▶ _EXERCISE GOAL_:
Each record must appear in your answer exactly as it does below.

********************

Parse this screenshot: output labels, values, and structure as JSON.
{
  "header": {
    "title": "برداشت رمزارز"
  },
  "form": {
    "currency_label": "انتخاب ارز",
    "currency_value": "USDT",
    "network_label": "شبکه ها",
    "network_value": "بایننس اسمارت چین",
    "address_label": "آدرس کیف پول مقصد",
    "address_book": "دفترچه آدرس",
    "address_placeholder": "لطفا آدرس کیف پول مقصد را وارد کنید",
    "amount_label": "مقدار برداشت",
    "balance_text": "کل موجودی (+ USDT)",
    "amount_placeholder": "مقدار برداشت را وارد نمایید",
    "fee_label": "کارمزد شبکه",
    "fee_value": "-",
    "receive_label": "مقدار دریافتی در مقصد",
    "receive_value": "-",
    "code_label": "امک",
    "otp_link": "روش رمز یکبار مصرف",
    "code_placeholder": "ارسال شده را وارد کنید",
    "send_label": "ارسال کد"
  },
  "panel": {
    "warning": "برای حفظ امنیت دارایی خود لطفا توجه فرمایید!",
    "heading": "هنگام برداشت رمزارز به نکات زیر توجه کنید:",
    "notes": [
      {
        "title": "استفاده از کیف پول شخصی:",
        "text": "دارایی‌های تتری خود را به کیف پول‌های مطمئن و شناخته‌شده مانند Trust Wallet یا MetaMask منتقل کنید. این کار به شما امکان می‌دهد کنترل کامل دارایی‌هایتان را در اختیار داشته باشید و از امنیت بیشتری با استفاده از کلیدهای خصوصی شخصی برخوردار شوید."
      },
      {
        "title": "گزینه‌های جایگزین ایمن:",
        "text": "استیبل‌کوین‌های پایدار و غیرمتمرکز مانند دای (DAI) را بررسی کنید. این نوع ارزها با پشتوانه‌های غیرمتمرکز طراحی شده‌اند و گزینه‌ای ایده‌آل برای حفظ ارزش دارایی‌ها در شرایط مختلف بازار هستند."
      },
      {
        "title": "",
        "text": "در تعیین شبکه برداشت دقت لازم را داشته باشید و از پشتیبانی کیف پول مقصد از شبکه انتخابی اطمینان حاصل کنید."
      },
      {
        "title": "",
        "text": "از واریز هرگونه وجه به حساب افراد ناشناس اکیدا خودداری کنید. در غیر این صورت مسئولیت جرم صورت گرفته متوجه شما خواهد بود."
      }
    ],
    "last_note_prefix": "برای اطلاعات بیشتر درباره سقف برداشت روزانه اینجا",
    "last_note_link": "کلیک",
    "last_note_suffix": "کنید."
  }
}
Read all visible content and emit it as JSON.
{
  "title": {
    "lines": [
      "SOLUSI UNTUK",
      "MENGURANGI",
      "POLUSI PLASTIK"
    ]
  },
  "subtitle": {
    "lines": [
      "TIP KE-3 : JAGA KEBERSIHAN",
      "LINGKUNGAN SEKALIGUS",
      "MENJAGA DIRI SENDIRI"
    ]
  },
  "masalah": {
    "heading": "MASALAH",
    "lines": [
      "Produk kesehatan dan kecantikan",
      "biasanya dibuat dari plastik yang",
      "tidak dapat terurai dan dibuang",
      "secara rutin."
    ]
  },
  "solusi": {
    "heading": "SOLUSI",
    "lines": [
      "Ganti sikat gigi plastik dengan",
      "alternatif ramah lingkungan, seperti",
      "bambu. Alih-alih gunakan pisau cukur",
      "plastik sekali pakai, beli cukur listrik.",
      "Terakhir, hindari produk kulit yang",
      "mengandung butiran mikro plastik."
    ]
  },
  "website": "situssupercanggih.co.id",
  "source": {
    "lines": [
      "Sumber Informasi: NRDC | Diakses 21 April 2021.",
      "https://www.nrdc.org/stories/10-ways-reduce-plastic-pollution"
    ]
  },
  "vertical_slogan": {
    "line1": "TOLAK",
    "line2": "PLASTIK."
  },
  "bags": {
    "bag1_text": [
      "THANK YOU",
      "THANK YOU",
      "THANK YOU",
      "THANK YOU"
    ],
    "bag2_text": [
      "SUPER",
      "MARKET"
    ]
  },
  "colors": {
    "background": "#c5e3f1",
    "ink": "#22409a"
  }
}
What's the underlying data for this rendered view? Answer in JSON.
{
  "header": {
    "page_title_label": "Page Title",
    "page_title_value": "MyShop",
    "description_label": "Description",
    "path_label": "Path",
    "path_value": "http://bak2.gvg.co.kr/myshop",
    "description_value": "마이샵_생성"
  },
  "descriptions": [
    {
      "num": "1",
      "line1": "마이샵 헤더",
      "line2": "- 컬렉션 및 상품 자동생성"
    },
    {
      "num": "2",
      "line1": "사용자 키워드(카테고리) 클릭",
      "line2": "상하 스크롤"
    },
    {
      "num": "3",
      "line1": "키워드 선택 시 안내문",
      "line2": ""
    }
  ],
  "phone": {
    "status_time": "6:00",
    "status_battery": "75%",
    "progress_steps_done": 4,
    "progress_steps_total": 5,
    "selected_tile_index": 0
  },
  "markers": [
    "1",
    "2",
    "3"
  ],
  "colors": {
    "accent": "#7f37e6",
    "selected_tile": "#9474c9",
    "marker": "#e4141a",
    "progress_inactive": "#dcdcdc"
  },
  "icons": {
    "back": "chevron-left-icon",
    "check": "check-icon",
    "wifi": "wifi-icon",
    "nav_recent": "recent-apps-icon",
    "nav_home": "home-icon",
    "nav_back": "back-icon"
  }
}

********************

▶ _ANSWER TO THIS PROBLEM_:
Parse this screenshot: output labels, values, and structure as JSON.
{
  "header": {
    "title": "برداشت رمزارز"
  },
  "form": {
    "currency_label": "انتخاب ارز",
    "currency_value": "USDT",
    "network_label": "شبکه ها",
    "network_value": "بایننس اسمارت چین",
    "address_label": "آدرس کیف پول مقصد",
    "address_book": "دفترچه آدرس",
    "address_placeholder": "لطفا آدرس کیف پول مقصد را وارد کنید",
    "amount_label": "مقدار برداشت",
    "balance_text": "کل موجودی (+ USDT)",
    "amount_placeholder": "مقدار برداشت را وارد نمایید",
    "fee_label": "کارمزد شبکه",
    "fee_value": "-",
    "receive_label": "مقدار دریافتی در مقصد",
    "receive_value": "-",
    "code_label": "امک",
    "otp_link": "روش رمز یکبار مصرف",
    "code_placeholder": "ارسال شده را وارد کنید",
    "send_label": "ارسال کد"
  },
  "panel": {
    "warning": "برای حفظ امنیت دارایی خود لطفا توجه فرمایید!",
    "heading": "هنگام برداشت رمزارز به نکات زیر توجه کنید:",
    "notes": [
      {
        "title": "استفاده از کیف پول شخصی:",
        "text": "دارایی‌های تتری خود را به کیف پول‌های مطمئن و شناخته‌شده مانند Trust Wallet یا MetaMask منتقل کنید. این کار به شما امکان می‌دهد کنترل کامل دارایی‌هایتان را در اختیار داشته باشید و از امنیت بیشتری با استفاده از کلیدهای خصوصی شخصی برخوردار شوید."
      },
      {
        "title": "گزینه‌های جایگزین ایمن:",
        "text": "استیبل‌کوین‌های پایدار و غیرمتمرکز مانند دای (DAI) را بررسی کنید. این نوع ارزها با پشتوانه‌های غیرمتمرکز طراحی شده‌اند و گزینه‌ای ایده‌آل برای حفظ ارزش دارایی‌ها در شرایط مختلف بازار هستند."
      },
      {
        "title": "",
        "text": "در تعیین شبکه برداشت دقت لازم را داشته باشید و از پشتیبانی کیف پول مقصد از شبکه انتخابی اطمینان حاصل کنید."
      },
      {
        "title": "",
        "text": "از واریز هرگونه وجه به حساب افراد ناشناس اکیدا خودداری کنید. در غیر این صورت مسئولیت جرم صورت گرفته متوجه شما خواهد بود."
      }
    ],
    "last_note_prefix": "برای اطلاعات بیشتر درباره سقف برداشت روزانه اینجا",
    "last_note_link": "کلیک",
    "last_note_suffix": "کنید."
  }
}
Read all visible content and emit it as JSON.
{
  "title": {
    "lines": [
      "SOLUSI UNTUK",
      "MENGURANGI",
      "POLUSI PLASTIK"
    ]
  },
  "subtitle": {
    "lines": [
      "TIP KE-3 : JAGA KEBERSIHAN",
      "LINGKUNGAN SEKALIGUS",
      "MENJAGA DIRI SENDIRI"
    ]
  },
  "masalah": {
    "heading": "MASALAH",
    "lines": [
      "Produk kesehatan dan kecantikan",
      "biasanya dibuat dari plastik yang",
      "tidak dapat terurai dan dibuang",
      "secara rutin."
    ]
  },
  "solusi": {
    "heading": "SOLUSI",
    "lines": [
      "Ganti sikat gigi plastik dengan",
      "alternatif ramah lingkungan, seperti",
      "bambu. Alih-alih gunakan pisau cukur",
      "plastik sekali pakai, beli cukur listrik.",
      "Terakhir, hindari produk kulit yang",
      "mengandung butiran mikro plastik."
    ]
  },
  "website": "situssupercanggih.co.id",
  "source": {
    "lines": [
      "Sumber Informasi: NRDC | Diakses 21 April 2021.",
      "https://www.nrdc.org/stories/10-ways-reduce-plastic-pollution"
    ]
  },
  "vertical_slogan": {
    "line1": "TOLAK",
    "line2": "PLASTIK."
  },
  "bags": {
    "bag1_text": [
      "THANK YOU",
      "THANK YOU",
      "THANK YOU",
      "THANK YOU"
    ],
    "bag2_text": [
      "SUPER",
      "MARKET"
    ]
  },
  "colors": {
    "background": "#c5e3f1",
    "ink": "#22409a"
  }
}
What's the underlying data for this rendered view? Answer in JSON.
{
  "header": {
    "page_title_label": "Page Title",
    "page_title_value": "MyShop",
    "description_label": "Description",
    "path_label": "Path",
    "path_value": "http://bak2.gvg.co.kr/myshop",
    "description_value": "마이샵_생성"
  },
  "descriptions": [
    {
      "num": "1",
      "line1": "마이샵 헤더",
      "line2": "- 컬렉션 및 상품 자동생성"
    },
    {
      "num": "2",
      "line1": "사용자 키워드(카테고리) 클릭",
      "line2": "상하 스크롤"
    },
    {
      "num": "3",
      "line1": "키워드 선택 시 안내문",
      "line2": ""
    }
  ],
  "phone": {
    "status_time": "6:00",
    "status_battery": "75%",
    "progress_steps_done": 4,
    "progress_steps_total": 5,
    "selected_tile_index": 0
  },
  "markers": [
    "1",
    "2",
    "3"
  ],
  "colors": {
    "accent": "#7f37e6",
    "selected_tile": "#9474c9",
    "marker": "#e4141a",
    "progress_inactive": "#dcdcdc"
  },
  "icons": {
    "back": "chevron-left-icon",
    "check": "check-icon",
    "wifi": "wifi-icon",
    "nav_recent": "recent-apps-icon",
    "nav_home": "home-icon",
    "nav_back": "back-icon"
  }
}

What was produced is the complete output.